> _WHAT YOU ARE ASKED TO DO_
Give back every entry exactly as it is written, but not the pictures.

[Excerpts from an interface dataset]
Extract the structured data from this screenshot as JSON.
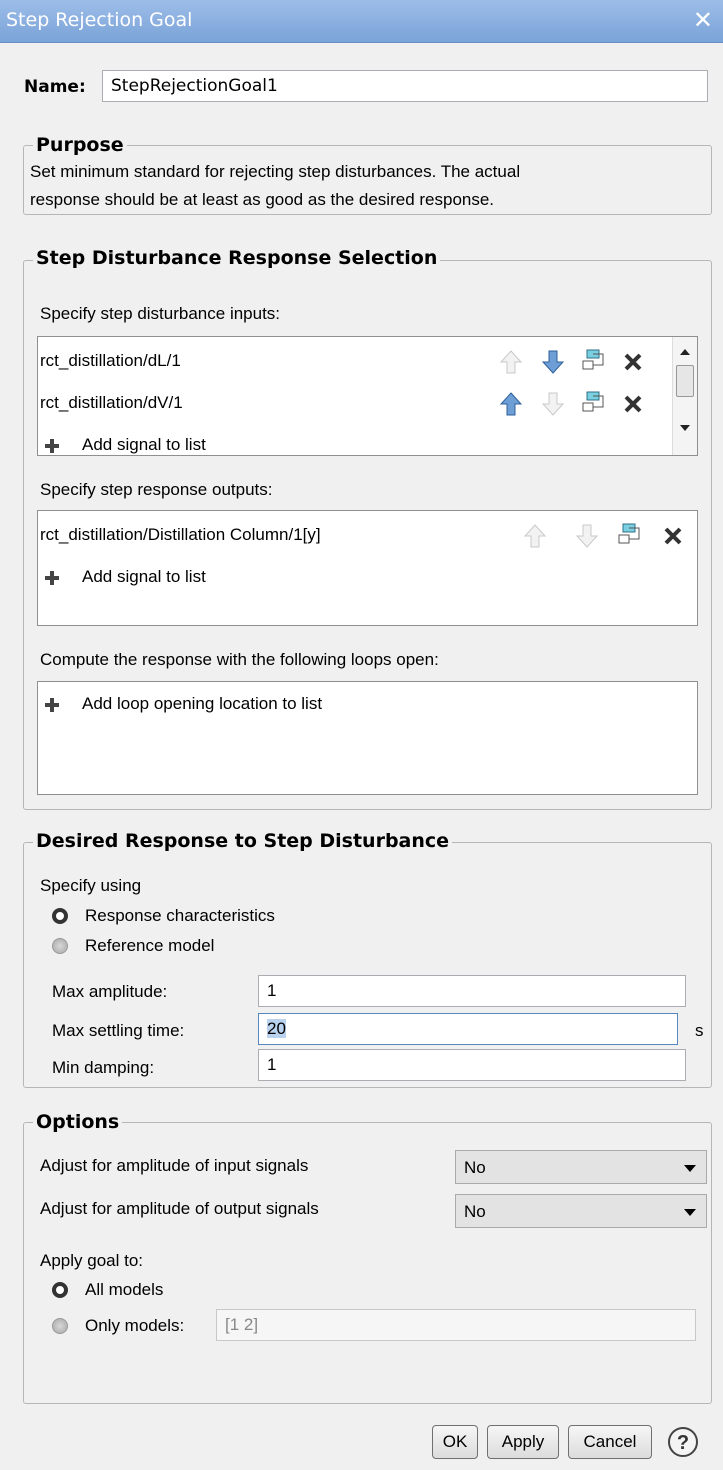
{
  "window": {
    "title": "Step Rejection Goal",
    "close_icon": "close-icon"
  },
  "name_field": {
    "label": "Name:",
    "value": "StepRejectionGoal1"
  },
  "purpose": {
    "legend": "Purpose",
    "line1": "Set minimum standard for rejecting step disturbances. The actual",
    "line2": "response should be at least as good as the desired response."
  },
  "selection": {
    "legend": "Step Disturbance Response Selection",
    "inputs_label": "Specify step disturbance inputs:",
    "inputs": [
      "rct_distillation/dL/1",
      "rct_distillation/dV/1"
    ],
    "add_signal": "Add signal to list",
    "outputs_label": "Specify step response outputs:",
    "outputs": [
      "rct_distillation/Distillation Column/1[y]"
    ],
    "loops_label": "Compute the response with the following loops open:",
    "add_loop": "Add loop opening location to list"
  },
  "desired": {
    "legend": "Desired Response to Step Disturbance",
    "specify_using": "Specify using",
    "radio_characteristics": "Response characteristics",
    "radio_reference": "Reference model",
    "selected": "Response characteristics",
    "max_amplitude_label": "Max amplitude:",
    "max_amplitude": "1",
    "max_settling_label": "Max settling time:",
    "max_settling": "20",
    "settling_unit": "s",
    "min_damping_label": "Min damping:",
    "min_damping": "1"
  },
  "options": {
    "legend": "Options",
    "input_adjust_label": "Adjust for amplitude of input signals",
    "input_adjust_value": "No",
    "output_adjust_label": "Adjust for amplitude of output signals",
    "output_adjust_value": "No",
    "apply_label": "Apply goal to:",
    "all_models": "All models",
    "only_models": "Only models:",
    "only_models_placeholder": "[1 2]",
    "selected": "All models"
  },
  "buttons": {
    "ok": "OK",
    "apply": "Apply",
    "cancel": "Cancel",
    "help_icon": "help-icon"
  }
}
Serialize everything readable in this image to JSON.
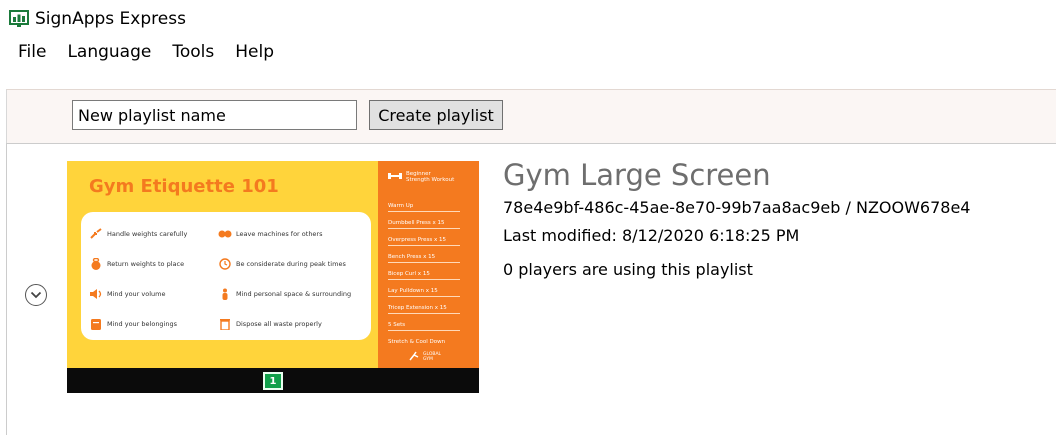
{
  "window": {
    "title": "SignApps Express",
    "brand_color": "#1b7a3b"
  },
  "menu": {
    "items": [
      "File",
      "Language",
      "Tools",
      "Help"
    ]
  },
  "toolbar": {
    "playlist_name_value": "New playlist name",
    "create_label": "Create playlist"
  },
  "playlist": {
    "name": "Gym Large Screen",
    "id_line": "78e4e9bf-486c-45ae-8e70-99b7aa8ac9eb / NZOOW678e4",
    "modified": "Last modified: 8/12/2020 6:18:25 PM",
    "players": "0 players are using this playlist",
    "expand_icon": "chevron-down-circle-icon",
    "thumbnail": {
      "title": "Gym Etiquette 101",
      "tips": [
        "Handle weights carefully",
        "Leave machines for others",
        "Return weights to place",
        "Be considerate during peak times",
        "Mind your volume",
        "Mind personal space & surrounding",
        "Mind your belongings",
        "Dispose all waste properly"
      ],
      "side_heading": "Beginner Strength Workout",
      "side_items": [
        "Warm Up",
        "Dumbbell Press x 15",
        "Overpress Press x 15",
        "Bench Press x 15",
        "Bicep Curl x 15",
        "Lay Pulldown x 15",
        "Tricep Extension x 15",
        "5 Sets",
        "Stretch & Cool Down"
      ],
      "side_logo": "GLOBAL GYM",
      "page_number": "1",
      "colors": {
        "yellow": "#ffd43b",
        "orange": "#f47a1f",
        "bar": "#0b0b0b",
        "page": "#11a04a"
      }
    }
  }
}
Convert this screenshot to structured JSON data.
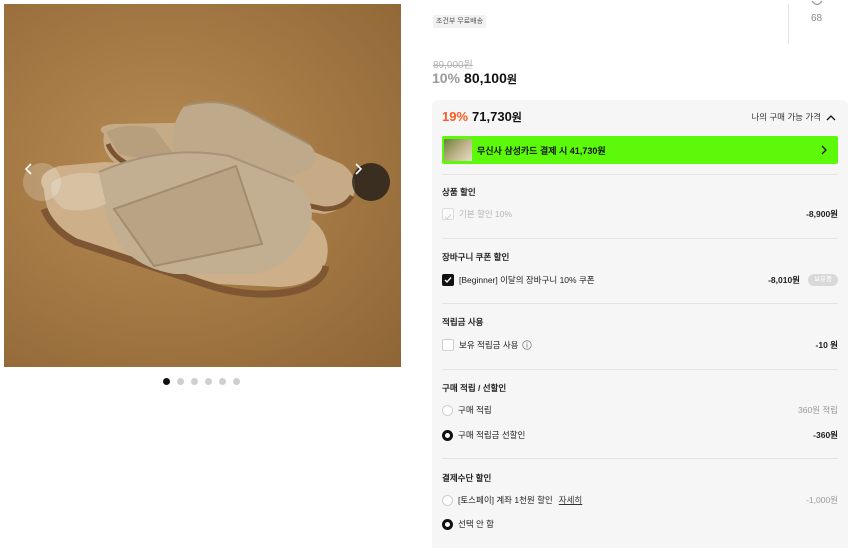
{
  "gallery": {
    "total_slides": 6,
    "active_slide": 1
  },
  "header": {
    "shipping_tag": "조건부 무료배송",
    "like_count": "68",
    "original_price": "89,000원",
    "discount_percent": "10%",
    "discount_price": "80,100",
    "won": "원"
  },
  "benefits": {
    "best_percent": "19%",
    "best_price": "71,730",
    "won": "원",
    "my_price_label": "나의 구매 가능 가격",
    "promo_text": "무신사 삼성카드 결제 시 41,730원",
    "sections": {
      "product_discount": {
        "title": "상품 할인",
        "item_label": "기본 할인 10%",
        "item_amount": "-8,900원"
      },
      "cart_coupon": {
        "title": "장바구니 쿠폰 할인",
        "item_label": "[Beginner] 이달의 장바구니 10% 쿠폰",
        "item_amount": "-8,010원",
        "badge": "보유중"
      },
      "points": {
        "title": "적립금 사용",
        "item_label": "보유 적립금 사용",
        "item_amount": "-10 원"
      },
      "purchase_points": {
        "title": "구매 적립 / 선할인",
        "option1_label": "구매 적립",
        "option1_amount": "360원 적립",
        "option2_label": "구매 적립금 선할인",
        "option2_amount": "-360원"
      },
      "payment": {
        "title": "결제수단 할인",
        "option1_label": "[토스페이] 계좌 1천원 할인",
        "option1_link": "자세히",
        "option1_amount": "-1,000원",
        "option2_label": "선택 안 함"
      }
    }
  },
  "colors": {
    "accent_orange": "#ff5a1f",
    "promo_green": "#5cfa0a",
    "panel_bg": "#f6f6f6"
  }
}
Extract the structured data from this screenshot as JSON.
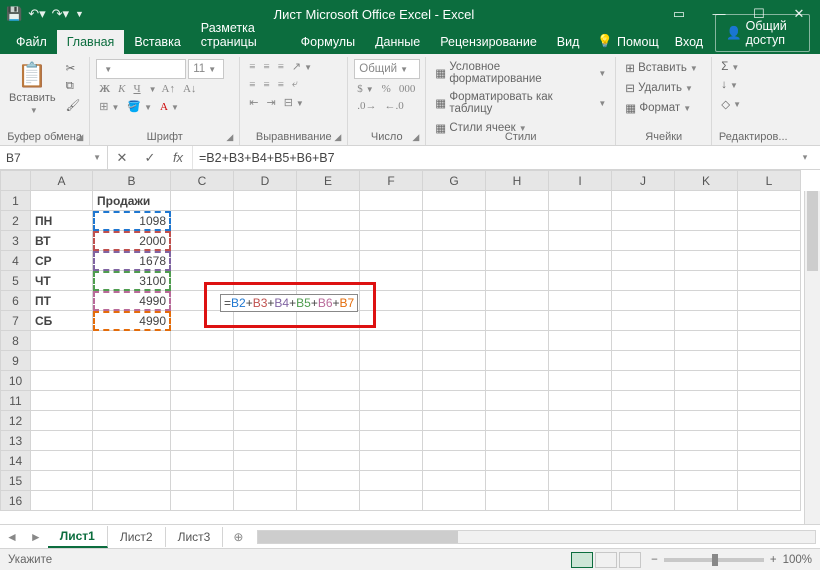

> _SOLUTION BELOW_
Extract the structured data from this screenshot as JSON.
{
  "window": {
    "title": "Step Rejection Goal",
    "close_icon": "close-icon"
  },
  "name_field": {
    "label": "Name:",
    "value": "StepRejectionGoal1"
  },
  "purpose": {
    "legend": "Purpose",
    "line1": "Set minimum standard for rejecting step disturbances. The actual",
    "line2": "response should be at least as good as the desired response."
  },
  "selection": {
    "legend": "Step Disturbance Response Selection",
    "inputs_label": "Specify step disturbance inputs:",
    "inputs": [
      "rct_distillation/dL/1",
      "rct_distillation/dV/1"
    ],
    "add_signal": "Add signal to list",
    "outputs_label": "Specify step response outputs:",
    "outputs": [
      "rct_distillation/Distillation Column/1[y]"
    ],
    "loops_label": "Compute the response with the following loops open:",
    "add_loop": "Add loop opening location to list"
  },
  "desired": {
    "legend": "Desired Response to Step Disturbance",
    "specify_using": "Specify using",
    "radio_characteristics": "Response characteristics",
    "radio_reference": "Reference model",
    "selected": "Response characteristics",
    "max_amplitude_label": "Max amplitude:",
    "max_amplitude": "1",
    "max_settling_label": "Max settling time:",
    "max_settling": "20",
    "settling_unit": "s",
    "min_damping_label": "Min damping:",
    "min_damping": "1"
  },
  "options": {
    "legend": "Options",
    "input_adjust_label": "Adjust for amplitude of input signals",
    "input_adjust_value": "No",
    "output_adjust_label": "Adjust for amplitude of output signals",
    "output_adjust_value": "No",
    "apply_label": "Apply goal to:",
    "all_models": "All models",
    "only_models": "Only models:",
    "only_models_placeholder": "[1 2]",
    "selected": "All models"
  },
  "buttons": {
    "ok": "OK",
    "apply": "Apply",
    "cancel": "Cancel",
    "help_icon": "help-icon"
  }
}
Serialize everything readable in this image to JSON.
{
  "window": {
    "title": "SignApps Express",
    "brand_color": "#1b7a3b"
  },
  "menu": {
    "items": [
      "File",
      "Language",
      "Tools",
      "Help"
    ]
  },
  "toolbar": {
    "playlist_name_value": "New playlist name",
    "create_label": "Create playlist"
  },
  "playlist": {
    "name": "Gym Large Screen",
    "id_line": "78e4e9bf-486c-45ae-8e70-99b7aa8ac9eb / NZOOW678e4",
    "modified": "Last modified: 8/12/2020 6:18:25 PM",
    "players": "0 players are using this playlist",
    "expand_icon": "chevron-down-circle-icon",
    "thumbnail": {
      "title": "Gym Etiquette 101",
      "tips": [
        "Handle weights carefully",
        "Leave machines for others",
        "Return weights to place",
        "Be considerate during peak times",
        "Mind your volume",
        "Mind personal space & surrounding",
        "Mind your belongings",
        "Dispose all waste properly"
      ],
      "side_heading": "Beginner Strength Workout",
      "side_items": [
        "Warm Up",
        "Dumbbell Press x 15",
        "Overpress Press x 15",
        "Bench Press x 15",
        "Bicep Curl x 15",
        "Lay Pulldown x 15",
        "Tricep Extension x 15",
        "5 Sets",
        "Stretch & Cool Down"
      ],
      "side_logo": "GLOBAL GYM",
      "page_number": "1",
      "colors": {
        "yellow": "#ffd43b",
        "orange": "#f47a1f",
        "bar": "#0b0b0b",
        "page": "#11a04a"
      }
    }
  }
}
Convert this screenshot to structured JSON data.
{
  "gallery": {
    "total_slides": 6,
    "active_slide": 1
  },
  "header": {
    "shipping_tag": "조건부 무료배송",
    "like_count": "68",
    "original_price": "89,000원",
    "discount_percent": "10%",
    "discount_price": "80,100",
    "won": "원"
  },
  "benefits": {
    "best_percent": "19%",
    "best_price": "71,730",
    "won": "원",
    "my_price_label": "나의 구매 가능 가격",
    "promo_text": "무신사 삼성카드 결제 시 41,730원",
    "sections": {
      "product_discount": {
        "title": "상품 할인",
        "item_label": "기본 할인 10%",
        "item_amount": "-8,900원"
      },
      "cart_coupon": {
        "title": "장바구니 쿠폰 할인",
        "item_label": "[Beginner] 이달의 장바구니 10% 쿠폰",
        "item_amount": "-8,010원",
        "badge": "보유중"
      },
      "points": {
        "title": "적립금 사용",
        "item_label": "보유 적립금 사용",
        "item_amount": "-10 원"
      },
      "purchase_points": {
        "title": "구매 적립 / 선할인",
        "option1_label": "구매 적립",
        "option1_amount": "360원 적립",
        "option2_label": "구매 적립금 선할인",
        "option2_amount": "-360원"
      },
      "payment": {
        "title": "결제수단 할인",
        "option1_label": "[토스페이] 계좌 1천원 할인",
        "option1_link": "자세히",
        "option1_amount": "-1,000원",
        "option2_label": "선택 안 함"
      }
    }
  },
  "colors": {
    "accent_orange": "#ff5a1f",
    "promo_green": "#5cfa0a",
    "panel_bg": "#f6f6f6"
  }
}
Extract the structured data from this screenshot as JSON.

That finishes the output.